Sramana Mitra: What kinds of ventures do you think you add the most value to and, hence, what are you looking to invest in?
Ashish Jain: We are a technology firm. We are lovers of technology. We invest in three broad descriptive areas. One is exceptional founders and companies related to the future of work.
As we know, the workforce is changing all the way from HR practices and coaching. We are investing a lot in the future of work. The second one is around industry 4.0. That’s a white space. Industrial IoT is part of it. Also, supply chain, logistics, digitization, automation.
The third one is AI-enabled enterprises. All the way from automating workflows, personalization, to improving experience. These are the three broad areas. We are really vertical agnostic but we don’t go to verticals we don’t understand.
Sramana Mitra: Talk about a few of your investments. Maybe do a couple of case studies. Specifically what I’m looking to do is have you talk about the investments and specifically when you encountered them, what did they have? What was it about these companies that attracted you to pull the trigger?
Ashish Jain: I’ll go over our three recent investments. The first one is Soar. That’s part of our future of work. The company provides AI-enabled coaching and mentoring. The work the company is doing is based on very foundational and fundamental work which happened in organizational psychology based on finding individual strengths and trying to complement a program.
The founder is a repeat entrepreneur. He was the founder of Familylinks. Now he’s building a world-class team of advisors to allow people to assess their strengths and then using AI and content to provide them with 24/7 learning environment. We try to get ahead of the deal flow.
The founder Paul connected to our LP network with us. He wanted to build a very special company with a very special capital structure. We were very flexible about that. That’s one of the reasons why we could connect with Paul.
Sramana Mitra: What is special about the capital structure?
Ashish Jain: There is a trend towards bigger and bigger funds. Paul was very concerned about protecting early investors. We believe in him. He created class structures that we were very comfortable with. We believe in the team. We are very happy with the kind of class structures he created.
Sramana Mitra: In this case, did this come with a half a million dollar revenue that you looked for?
Ashish Jain: I don’t know the exact number, but they had a lot of traction. They are continuing to work with some of the largest training and coaching platform services companies.

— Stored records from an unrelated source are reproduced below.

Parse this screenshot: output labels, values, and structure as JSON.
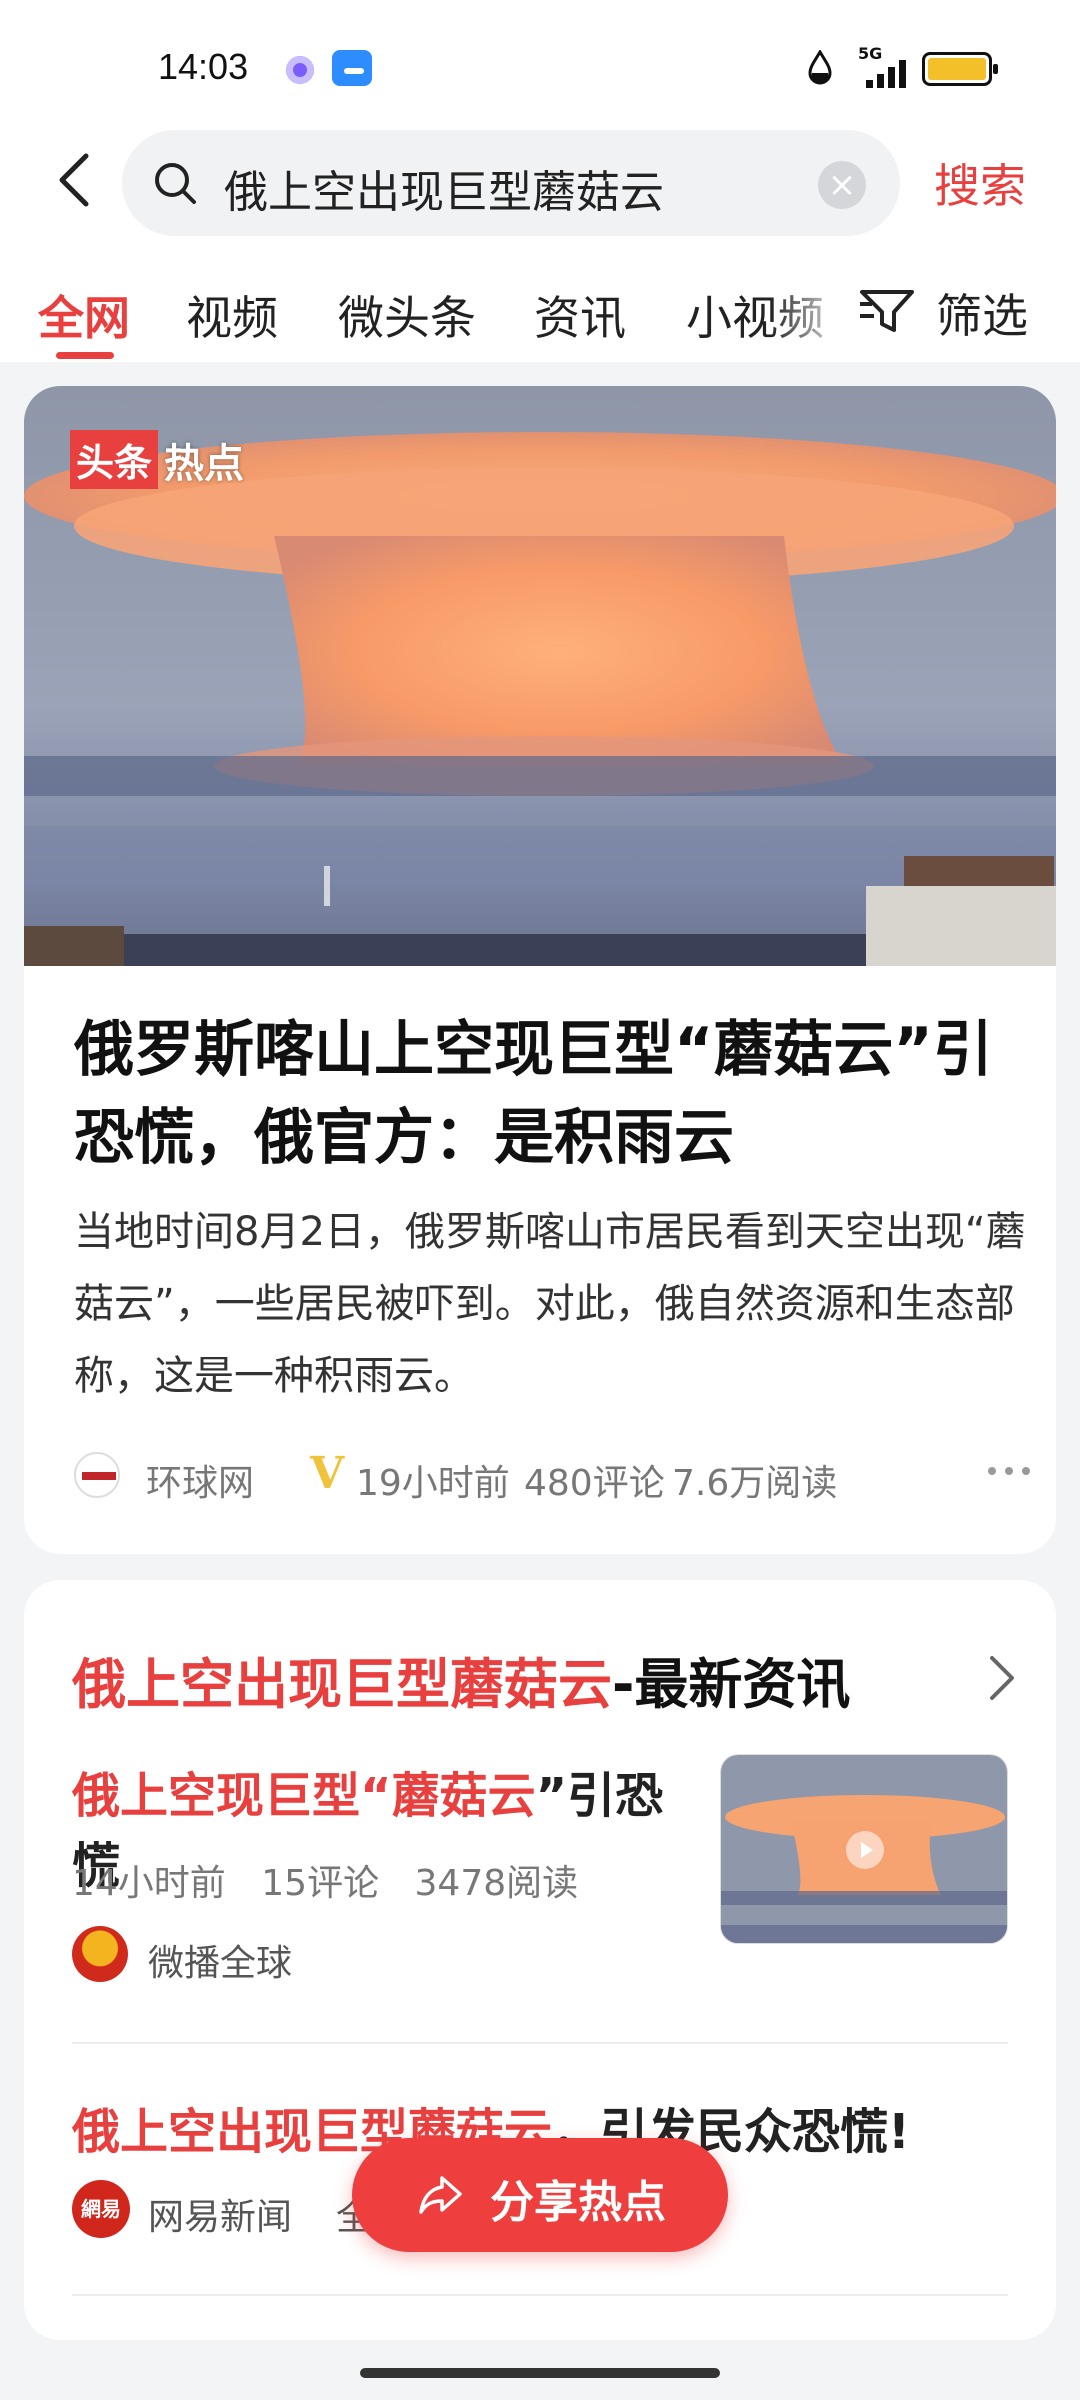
{
  "status_bar": {
    "time": "14:03",
    "network": "5G"
  },
  "search": {
    "query": "俄上空出现巨型蘑菇云",
    "button_label": "搜索"
  },
  "tabs": [
    {
      "label": "全网",
      "active": true
    },
    {
      "label": "视频"
    },
    {
      "label": "微头条"
    },
    {
      "label": "资讯"
    },
    {
      "label": "小视频"
    }
  ],
  "filter_label": "筛选",
  "top_card": {
    "tag_primary": "头条",
    "tag_secondary": "热点",
    "headline": "俄罗斯喀山上空现巨型“蘑菇云”引恐慌，俄官方：是积雨云",
    "summary": "当地时间8月2日，俄罗斯喀山市居民看到天空出现“蘑菇云”，一些居民被吓到。对此，俄自然资源和生态部称，这是一种积雨云。",
    "source": "环球网",
    "time": "19小时前",
    "comments": "480评论",
    "reads": "7.6万阅读"
  },
  "news_section": {
    "title_highlight": "俄上空出现巨型蘑菇云",
    "title_rest": "-最新资讯",
    "items": [
      {
        "title_part1": "俄上空现巨型“",
        "title_part2": "蘑菇云",
        "title_part3": "”引恐慌",
        "time": "14小时前",
        "comments": "15评论",
        "reads": "3478阅读",
        "source": "微播全球"
      },
      {
        "title_highlight": "俄上空出现巨型蘑菇云",
        "title_rest": "，引发民众恐慌!",
        "source": "网易新闻",
        "source_logo_text": "網易",
        "extra": "全网"
      }
    ]
  },
  "share_button_label": "分享热点",
  "colors": {
    "accent": "#e8403f",
    "tag_yellow": "#f0c33c"
  }
}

Sramana Mitra: What is the trend that you’re seeing? In this case, you have a serial entrepreneur who has had two exits. Presumably, he has money. Is this founder bootstrapping with his own money to that extent and then raising money?
Ashish Jain: Paul bootstrapped quite a bit. He was looking for like-minded investors. We see tremendous value as the workforce gets more diverse and more geographically distributed, and the human resource practices really adapt to cater to such a workforce.
Sramana Mitra: Where is the company based?
Ashish Jain: Most of the key employees are based out of Utah.
Sramana Mitra: Utah is producing a lot of very good companies. Utah has an excellent culture of bootstrapping. We have seen a lot of successes out of Utah.
Ashish Jain: We are seeing exactly the same thing.
Sramana Mitra: That’s a good thing. Silicon Valley has become so expensive. You can’t really hire a lot of people in Silicon Valley anymore.